An unexpected holiday

There are a lot of holidays in Austria, but since the UN celebrates a slightly odd combination of Christian, Muslim and Austrian holidays, we have a really hard time keeping track of the local ones.  Some mornings, we venture outdoors only to discover that Vienna is like a ghost town — shops closed, sidewalks nearly deserted, lots of open spaces on the trains and buses — even though it’s a weekday and a work day for Dan.

Having the boys in school hasn’t helped us learn the holidays much.  The school is open many (but not all) of the days when the shops are closed, and the school doesn’t provide any kind of an official calendar of the school year (even though we’ve asked).  We’ve learned to read the notices at the school very carefully.  But sometimes we still miss that a holiday — not just at the shops, but one from school — is coming up.

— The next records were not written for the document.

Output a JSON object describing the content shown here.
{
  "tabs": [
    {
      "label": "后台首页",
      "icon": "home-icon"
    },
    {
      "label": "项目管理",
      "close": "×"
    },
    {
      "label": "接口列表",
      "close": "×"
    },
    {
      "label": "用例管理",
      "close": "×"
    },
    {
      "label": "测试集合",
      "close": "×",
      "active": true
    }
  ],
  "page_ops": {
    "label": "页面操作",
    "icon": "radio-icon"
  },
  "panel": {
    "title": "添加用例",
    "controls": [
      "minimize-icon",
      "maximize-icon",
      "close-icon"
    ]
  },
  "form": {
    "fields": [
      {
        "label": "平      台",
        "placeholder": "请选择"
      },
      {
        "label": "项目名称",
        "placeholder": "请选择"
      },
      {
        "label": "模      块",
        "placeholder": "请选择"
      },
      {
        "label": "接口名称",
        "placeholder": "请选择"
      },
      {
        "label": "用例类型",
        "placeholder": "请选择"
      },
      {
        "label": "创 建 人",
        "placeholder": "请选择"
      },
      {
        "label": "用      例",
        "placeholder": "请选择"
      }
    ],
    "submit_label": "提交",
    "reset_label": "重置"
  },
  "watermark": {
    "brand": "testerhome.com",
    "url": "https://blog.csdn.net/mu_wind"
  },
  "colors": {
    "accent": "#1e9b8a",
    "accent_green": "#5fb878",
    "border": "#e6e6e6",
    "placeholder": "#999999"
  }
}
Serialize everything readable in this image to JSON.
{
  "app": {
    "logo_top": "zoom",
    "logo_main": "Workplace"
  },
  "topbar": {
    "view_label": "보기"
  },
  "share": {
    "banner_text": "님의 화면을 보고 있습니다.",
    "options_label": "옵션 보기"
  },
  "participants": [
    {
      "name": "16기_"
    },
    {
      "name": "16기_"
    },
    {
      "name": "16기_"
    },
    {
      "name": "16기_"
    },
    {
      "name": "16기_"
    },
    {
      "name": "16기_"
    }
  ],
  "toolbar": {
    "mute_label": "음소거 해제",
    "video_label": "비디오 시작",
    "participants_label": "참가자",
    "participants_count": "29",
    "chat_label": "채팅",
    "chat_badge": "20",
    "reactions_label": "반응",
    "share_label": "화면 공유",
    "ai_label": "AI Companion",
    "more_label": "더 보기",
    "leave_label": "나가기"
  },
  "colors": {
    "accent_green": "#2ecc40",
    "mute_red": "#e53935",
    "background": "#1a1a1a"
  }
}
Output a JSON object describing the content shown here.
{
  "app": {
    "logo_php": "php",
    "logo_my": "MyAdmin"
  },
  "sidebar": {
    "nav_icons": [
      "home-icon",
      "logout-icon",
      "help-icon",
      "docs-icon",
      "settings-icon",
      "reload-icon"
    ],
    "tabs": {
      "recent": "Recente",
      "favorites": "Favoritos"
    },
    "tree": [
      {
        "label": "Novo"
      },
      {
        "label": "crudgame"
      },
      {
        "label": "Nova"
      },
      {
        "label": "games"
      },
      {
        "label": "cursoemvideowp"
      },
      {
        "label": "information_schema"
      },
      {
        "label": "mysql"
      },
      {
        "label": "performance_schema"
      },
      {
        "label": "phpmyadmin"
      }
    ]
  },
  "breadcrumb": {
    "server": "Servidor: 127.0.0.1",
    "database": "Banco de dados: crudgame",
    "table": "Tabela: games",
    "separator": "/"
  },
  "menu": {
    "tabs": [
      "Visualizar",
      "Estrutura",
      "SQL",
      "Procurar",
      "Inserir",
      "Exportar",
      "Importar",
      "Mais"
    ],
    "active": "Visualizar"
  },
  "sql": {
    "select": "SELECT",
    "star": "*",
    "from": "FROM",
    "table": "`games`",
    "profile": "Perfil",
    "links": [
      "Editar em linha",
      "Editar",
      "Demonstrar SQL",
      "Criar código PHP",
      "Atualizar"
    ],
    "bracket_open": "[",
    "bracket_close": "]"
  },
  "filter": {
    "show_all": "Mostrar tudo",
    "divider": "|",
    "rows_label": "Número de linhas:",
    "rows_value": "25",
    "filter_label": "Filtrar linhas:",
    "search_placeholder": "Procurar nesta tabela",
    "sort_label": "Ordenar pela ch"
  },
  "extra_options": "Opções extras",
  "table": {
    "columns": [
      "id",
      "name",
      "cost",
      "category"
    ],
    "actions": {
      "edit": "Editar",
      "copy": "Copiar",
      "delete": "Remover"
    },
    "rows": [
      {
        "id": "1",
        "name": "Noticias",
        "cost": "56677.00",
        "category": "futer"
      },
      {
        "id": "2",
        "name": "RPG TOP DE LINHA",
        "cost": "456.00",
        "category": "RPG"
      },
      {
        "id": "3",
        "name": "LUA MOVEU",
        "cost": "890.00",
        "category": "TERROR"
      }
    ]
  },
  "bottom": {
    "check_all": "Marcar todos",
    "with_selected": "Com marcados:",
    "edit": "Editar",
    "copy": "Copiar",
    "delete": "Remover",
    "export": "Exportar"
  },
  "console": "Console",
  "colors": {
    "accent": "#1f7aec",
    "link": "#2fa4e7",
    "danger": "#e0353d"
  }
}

For example, even though this is our third November here, we didn’t realize that November 1 is one of those “big” holidays in Austria.  One of those days where the shops are closed, and so are the schools.  There were no signs, no notices, at the school.  I had this vague thought that November 1 is a big day in the church, and I noticed, last Thursday (October 31), that several shops had signs up saying that they would be closed on Friday.  It wasn’t until nearly 10:00 that night, after trick-or-treating that my brain connected the dots and it truly occurred to me that the school might be closed Friday.  We texted another parent, who (thankfully) responded very promptly, and it turned out that indeed the schools would be closed Friday.  No school.  A surprise holiday for the boys.


As much as it’s great to have an unexpected day with the boys at home (almost like getting a snow day!), my brain doesn’t switch gears well for last-minute things like that.  And, while it was an unexpected day off for the kids, Dan still had to work, so instead of feeling like I had a surprise holiday, I felt more like I had a surprise 11 hour day of intense work ahead of me.


But, I adjusted.  We spent the morning at the park and had a great day.  (Dan and I marvelled at the astonishing ability kids have to get up early on days off and sleep in when we have to be somewhere — even though they didn’t know they had the day off when they went to bed the night before, both boys were up before 6, when we’d been dragging them out of bed after 7 every other day last week!)

007We’ve been here 2 1/2 years, and this still happens to us, just like it did that first year.  Just when we’re starting to feel like we’ve kind of got this figured out, just when we’re starting to feel a little cool, this happens to remind us that we haven’t really and we’re not.

It’s ok, though.  That’s just how it is.  And Liam’s teacher, when I explained it to her, felt pretty bad about it and promised to write down the rest of the days when the school is closed.  So maybe … MAYBE … this unexpected holiday will have been the last.

Surprise excursion

A few weeks ago, Benjamin’s class at school went on a field trip.  He was effectively uninvited, which bothered me a little, until I realized that he didn’t want to go.  Their concern was that he was just starting to adjust to school, and they were worried that adding the stress of leaving the school, without us, might undo what progress we had made (and make him have an unpleasant time, too).

So, it was all for the best that he didn’t go last time.  I was a little disappointed that he didn’t get to participate (they went to a farm and selected pumpkins) but it was ok.

This was only a month ago, so we were shocked today when Dan showed up at school to pick Benjamin up . . . and his class wasn’t there, him included.  Dan was a bit stunned, and so was I when he let me know.  The staff member he originally spoke to only spoke German, so he had to find someone else to find out what had happened.  Apparently, they had a class excursion planned for today — to an Advent market.  They put a notice on the class bulletin board a few weeks ago.  Which sounds fine, except that we don’t really read German, and we had been assured by the staff that they would make sure to explain anything important (like taking our kid somewhere) to us personally.

Well, they didn’t.  One of Benjamin’s teachers, who didn’t go on the trip, very sheepishly apologized to Dan and said, “We forgot to tell you”.  They dropped the ball, no question.

I was worried.  Was he scared?  Worried?  Freaked out?  Cold (I hadn’t dressed him to be outside all day)?

But, when he got back, he was perfectly happy.  He says he had a great time, he rode on the bus and on the train, he held the teacher’s hand the whole time.  The Christmas market was great — they ate chocolate.  He says he got a little cold, but he really seemed unfazed by it.

After we got over the initial shock, and after resolving to always read the bulletin board in the future, (in German or not — we can at least see which dates to ask follow up questions about) we realized that in a way, it’s not entirely a bad change.  Just a month ago, they were so worried that Benjamin would freak out that they specifically asked us to keep him home that day.  They’re obviously not worried about it anymore.  It’s also a sign that we’re becoming just “some of the parents”, rather than “those American English speaking parents”, since they didn’t make a point to pull us aside and translate the notice for us.  As much as it freaked us out, we would have given our permission if we’d known.

Don’t get me wrong — I don’t want to see this repeated.  The phrase, “Where is my child?” is something I’d like to never say again.  But Benjamin had a good time today, and I’m glad he got to be included with his class.  I just wish someone had told me it was going to happen.